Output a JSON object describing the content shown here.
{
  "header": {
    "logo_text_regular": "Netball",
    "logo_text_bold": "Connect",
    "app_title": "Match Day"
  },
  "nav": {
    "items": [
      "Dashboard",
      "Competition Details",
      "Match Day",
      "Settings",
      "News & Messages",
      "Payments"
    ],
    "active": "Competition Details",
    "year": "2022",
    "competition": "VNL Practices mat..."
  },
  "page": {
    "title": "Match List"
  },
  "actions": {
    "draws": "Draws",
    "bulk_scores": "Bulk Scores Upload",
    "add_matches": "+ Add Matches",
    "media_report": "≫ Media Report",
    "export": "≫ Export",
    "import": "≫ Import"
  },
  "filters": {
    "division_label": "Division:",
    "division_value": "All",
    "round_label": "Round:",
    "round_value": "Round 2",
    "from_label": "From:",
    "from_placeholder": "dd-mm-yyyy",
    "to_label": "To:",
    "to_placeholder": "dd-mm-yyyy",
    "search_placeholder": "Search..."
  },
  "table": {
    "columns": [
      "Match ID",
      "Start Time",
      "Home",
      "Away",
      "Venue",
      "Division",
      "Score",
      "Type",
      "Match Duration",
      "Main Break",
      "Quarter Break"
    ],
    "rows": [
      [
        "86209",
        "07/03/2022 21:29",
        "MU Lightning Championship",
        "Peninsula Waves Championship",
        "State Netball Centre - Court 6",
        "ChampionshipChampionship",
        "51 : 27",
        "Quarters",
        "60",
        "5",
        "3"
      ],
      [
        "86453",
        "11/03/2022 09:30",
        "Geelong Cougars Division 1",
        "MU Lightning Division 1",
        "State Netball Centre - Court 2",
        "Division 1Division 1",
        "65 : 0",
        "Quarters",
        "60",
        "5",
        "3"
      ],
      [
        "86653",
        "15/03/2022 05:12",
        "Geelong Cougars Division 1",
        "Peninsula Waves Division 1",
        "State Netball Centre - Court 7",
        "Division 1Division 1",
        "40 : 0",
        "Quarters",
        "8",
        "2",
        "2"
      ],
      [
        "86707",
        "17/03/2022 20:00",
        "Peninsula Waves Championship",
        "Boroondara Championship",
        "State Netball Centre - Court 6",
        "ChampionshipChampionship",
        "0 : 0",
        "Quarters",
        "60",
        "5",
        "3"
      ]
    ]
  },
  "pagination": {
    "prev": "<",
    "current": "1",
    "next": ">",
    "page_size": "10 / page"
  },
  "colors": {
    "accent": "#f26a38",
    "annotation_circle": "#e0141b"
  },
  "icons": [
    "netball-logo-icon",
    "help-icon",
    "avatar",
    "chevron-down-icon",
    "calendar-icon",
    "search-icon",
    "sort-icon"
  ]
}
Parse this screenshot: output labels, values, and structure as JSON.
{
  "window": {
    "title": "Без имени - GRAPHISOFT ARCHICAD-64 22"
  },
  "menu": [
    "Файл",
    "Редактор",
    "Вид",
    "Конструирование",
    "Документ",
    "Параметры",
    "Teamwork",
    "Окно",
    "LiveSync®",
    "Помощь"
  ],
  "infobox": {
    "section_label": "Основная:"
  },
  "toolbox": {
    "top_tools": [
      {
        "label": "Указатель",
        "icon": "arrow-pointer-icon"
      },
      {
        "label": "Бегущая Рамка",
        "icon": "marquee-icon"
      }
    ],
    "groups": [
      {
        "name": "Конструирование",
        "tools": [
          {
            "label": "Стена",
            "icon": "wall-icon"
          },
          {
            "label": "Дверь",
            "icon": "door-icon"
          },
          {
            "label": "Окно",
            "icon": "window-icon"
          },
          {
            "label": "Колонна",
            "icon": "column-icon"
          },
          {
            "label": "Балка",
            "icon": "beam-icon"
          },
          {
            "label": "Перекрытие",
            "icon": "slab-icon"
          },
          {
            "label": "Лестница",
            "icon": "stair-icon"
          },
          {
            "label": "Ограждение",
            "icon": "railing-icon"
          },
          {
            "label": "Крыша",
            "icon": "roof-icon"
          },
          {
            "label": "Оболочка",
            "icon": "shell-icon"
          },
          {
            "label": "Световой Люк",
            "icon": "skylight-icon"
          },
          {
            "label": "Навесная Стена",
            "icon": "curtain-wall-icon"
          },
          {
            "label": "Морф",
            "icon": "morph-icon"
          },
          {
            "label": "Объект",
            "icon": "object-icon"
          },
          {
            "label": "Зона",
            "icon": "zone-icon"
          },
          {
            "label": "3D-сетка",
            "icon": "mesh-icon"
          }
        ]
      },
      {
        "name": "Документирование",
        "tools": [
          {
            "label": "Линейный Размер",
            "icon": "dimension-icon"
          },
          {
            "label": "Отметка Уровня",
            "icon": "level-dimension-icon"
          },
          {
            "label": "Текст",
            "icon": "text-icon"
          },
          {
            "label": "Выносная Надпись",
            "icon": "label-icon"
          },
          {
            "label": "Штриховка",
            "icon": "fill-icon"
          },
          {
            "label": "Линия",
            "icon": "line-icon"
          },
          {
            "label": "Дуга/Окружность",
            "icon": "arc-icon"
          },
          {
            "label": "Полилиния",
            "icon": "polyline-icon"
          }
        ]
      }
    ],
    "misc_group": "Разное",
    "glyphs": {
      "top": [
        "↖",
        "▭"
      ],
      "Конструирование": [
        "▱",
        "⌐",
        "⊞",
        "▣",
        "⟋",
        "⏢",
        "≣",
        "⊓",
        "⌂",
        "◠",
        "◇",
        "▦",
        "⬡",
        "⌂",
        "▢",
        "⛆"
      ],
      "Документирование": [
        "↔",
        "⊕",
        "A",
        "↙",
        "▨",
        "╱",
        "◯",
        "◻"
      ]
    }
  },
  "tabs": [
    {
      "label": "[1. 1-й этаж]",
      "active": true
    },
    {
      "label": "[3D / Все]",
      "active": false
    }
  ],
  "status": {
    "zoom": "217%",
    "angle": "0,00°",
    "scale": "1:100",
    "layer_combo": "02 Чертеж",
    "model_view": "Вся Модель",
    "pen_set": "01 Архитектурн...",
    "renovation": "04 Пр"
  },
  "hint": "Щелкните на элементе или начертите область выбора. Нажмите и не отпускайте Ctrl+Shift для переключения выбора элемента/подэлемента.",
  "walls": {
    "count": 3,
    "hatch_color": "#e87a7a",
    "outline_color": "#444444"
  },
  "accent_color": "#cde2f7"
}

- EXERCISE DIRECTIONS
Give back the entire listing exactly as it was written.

- FINISHED EXERCISE
Output a JSON object describing the content shown here.
{
  "header": {
    "logo_text_regular": "Netball",
    "logo_text_bold": "Connect",
    "app_title": "Match Day"
  },
  "nav": {
    "items": [
      "Dashboard",
      "Competition Details",
      "Match Day",
      "Settings",
      "News & Messages",
      "Payments"
    ],
    "active": "Competition Details",
    "year": "2022",
    "competition": "VNL Practices mat..."
  },
  "page": {
    "title": "Match List"
  },
  "actions": {
    "draws": "Draws",
    "bulk_scores": "Bulk Scores Upload",
    "add_matches": "+ Add Matches",
    "media_report": "≫ Media Report",
    "export": "≫ Export",
    "import": "≫ Import"
  },
  "filters": {
    "division_label": "Division:",
    "division_value": "All",
    "round_label": "Round:",
    "round_value": "Round 2",
    "from_label": "From:",
    "from_placeholder": "dd-mm-yyyy",
    "to_label": "To:",
    "to_placeholder": "dd-mm-yyyy",
    "search_placeholder": "Search..."
  },
  "table": {
    "columns": [
      "Match ID",
      "Start Time",
      "Home",
      "Away",
      "Venue",
      "Division",
      "Score",
      "Type",
      "Match Duration",
      "Main Break",
      "Quarter Break"
    ],
    "rows": [
      [
        "86209",
        "07/03/2022 21:29",
        "MU Lightning Championship",
        "Peninsula Waves Championship",
        "State Netball Centre - Court 6",
        "ChampionshipChampionship",
        "51 : 27",
        "Quarters",
        "60",
        "5",
        "3"
      ],
      [
        "86453",
        "11/03/2022 09:30",
        "Geelong Cougars Division 1",
        "MU Lightning Division 1",
        "State Netball Centre - Court 2",
        "Division 1Division 1",
        "65 : 0",
        "Quarters",
        "60",
        "5",
        "3"
      ],
      [
        "86653",
        "15/03/2022 05:12",
        "Geelong Cougars Division 1",
        "Peninsula Waves Division 1",
        "State Netball Centre - Court 7",
        "Division 1Division 1",
        "40 : 0",
        "Quarters",
        "8",
        "2",
        "2"
      ],
      [
        "86707",
        "17/03/2022 20:00",
        "Peninsula Waves Championship",
        "Boroondara Championship",
        "State Netball Centre - Court 6",
        "ChampionshipChampionship",
        "0 : 0",
        "Quarters",
        "60",
        "5",
        "3"
      ]
    ]
  },
  "pagination": {
    "prev": "<",
    "current": "1",
    "next": ">",
    "page_size": "10 / page"
  },
  "colors": {
    "accent": "#f26a38",
    "annotation_circle": "#e0141b"
  },
  "icons": [
    "netball-logo-icon",
    "help-icon",
    "avatar",
    "chevron-down-icon",
    "calendar-icon",
    "search-icon",
    "sort-icon"
  ]
}
Parse this screenshot: output labels, values, and structure as JSON.
{
  "window": {
    "title": "Без имени - GRAPHISOFT ARCHICAD-64 22"
  },
  "menu": [
    "Файл",
    "Редактор",
    "Вид",
    "Конструирование",
    "Документ",
    "Параметры",
    "Teamwork",
    "Окно",
    "LiveSync®",
    "Помощь"
  ],
  "infobox": {
    "section_label": "Основная:"
  },
  "toolbox": {
    "top_tools": [
      {
        "label": "Указатель",
        "icon": "arrow-pointer-icon"
      },
      {
        "label": "Бегущая Рамка",
        "icon": "marquee-icon"
      }
    ],
    "groups": [
      {
        "name": "Конструирование",
        "tools": [
          {
            "label": "Стена",
            "icon": "wall-icon"
          },
          {
            "label": "Дверь",
            "icon": "door-icon"
          },
          {
            "label": "Окно",
            "icon": "window-icon"
          },
          {
            "label": "Колонна",
            "icon": "column-icon"
          },
          {
            "label": "Балка",
            "icon": "beam-icon"
          },
          {
            "label": "Перекрытие",
            "icon": "slab-icon"
          },
          {
            "label": "Лестница",
            "icon": "stair-icon"
          },
          {
            "label": "Ограждение",
            "icon": "railing-icon"
          },
          {
            "label": "Крыша",
            "icon": "roof-icon"
          },
          {
            "label": "Оболочка",
            "icon": "shell-icon"
          },
          {
            "label": "Световой Люк",
            "icon": "skylight-icon"
          },
          {
            "label": "Навесная Стена",
            "icon": "curtain-wall-icon"
          },
          {
            "label": "Морф",
            "icon": "morph-icon"
          },
          {
            "label": "Объект",
            "icon": "object-icon"
          },
          {
            "label": "Зона",
            "icon": "zone-icon"
          },
          {
            "label": "3D-сетка",
            "icon": "mesh-icon"
          }
        ]
      },
      {
        "name": "Документирование",
        "tools": [
          {
            "label": "Линейный Размер",
            "icon": "dimension-icon"
          },
          {
            "label": "Отметка Уровня",
            "icon": "level-dimension-icon"
          },
          {
            "label": "Текст",
            "icon": "text-icon"
          },
          {
            "label": "Выносная Надпись",
            "icon": "label-icon"
          },
          {
            "label": "Штриховка",
            "icon": "fill-icon"
          },
          {
            "label": "Линия",
            "icon": "line-icon"
          },
          {
            "label": "Дуга/Окружность",
            "icon": "arc-icon"
          },
          {
            "label": "Полилиния",
            "icon": "polyline-icon"
          }
        ]
      }
    ],
    "misc_group": "Разное",
    "glyphs": {
      "top": [
        "↖",
        "▭"
      ],
      "Конструирование": [
        "▱",
        "⌐",
        "⊞",
        "▣",
        "⟋",
        "⏢",
        "≣",
        "⊓",
        "⌂",
        "◠",
        "◇",
        "▦",
        "⬡",
        "⌂",
        "▢",
        "⛆"
      ],
      "Документирование": [
        "↔",
        "⊕",
        "A",
        "↙",
        "▨",
        "╱",
        "◯",
        "◻"
      ]
    }
  },
  "tabs": [
    {
      "label": "[1. 1-й этаж]",
      "active": true
    },
    {
      "label": "[3D / Все]",
      "active": false
    }
  ],
  "status": {
    "zoom": "217%",
    "angle": "0,00°",
    "scale": "1:100",
    "layer_combo": "02 Чертеж",
    "model_view": "Вся Модель",
    "pen_set": "01 Архитектурн...",
    "renovation": "04 Пр"
  },
  "hint": "Щелкните на элементе или начертите область выбора. Нажмите и не отпускайте Ctrl+Shift для переключения выбора элемента/подэлемента.",
  "walls": {
    "count": 3,
    "hatch_color": "#e87a7a",
    "outline_color": "#444444"
  },
  "accent_color": "#cde2f7"
}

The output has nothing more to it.